Opposite the pavilion of the Shah, glittering with the brilliance of the many squares with which it is covered, is a large tent, which shows us the mobile abode of the Persian ruler.
The tent plays a great part among the peoples of Iran, among whom are still many nomadic tribes; this part is much greater than we are accustomed to attribute to this primitive object. Let us now see the tent of the Shah of Persia, who must often cross sparsely populated provinces, across the immense plains, for the maintenance of his authority. The tent of Nasser-ed-Din is not especially different from other tents, which have served for thousands of years as mobile dwellings of the same type and construction. The only remarkable thing about this Persian tent is that it consists of two tents, the larger of which contains a smaller but much more valuable one. The inner tent, whose parquet floor is covered with carpets and whose canvas walls are covered inside and out with satin of different colours, is, so to speak, the reception room of the Schah, which has on both sides the bedroom and the bathroom.
The satin-covered walls can be closed tightly enough to prevent the slightest draught from entering. The space left free by the middle tent offers enough room for the movement of the guards and servants of the "King of Kings".

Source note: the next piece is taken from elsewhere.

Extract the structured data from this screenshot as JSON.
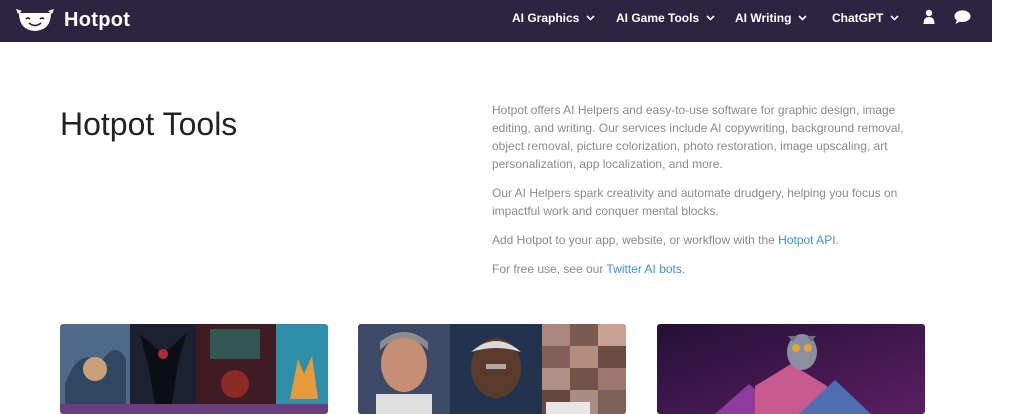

The tent is moored to the ground by means of 16 pairs of ropes, and so solidly that the most violent storm cannot detach this light construction from the ground; the great hurricane which, on 29 June last, took away the captive balloon attached to a hundred ropes, could not do anything to the Persian tent.
©L’Exposition Universelle de Vienne 1873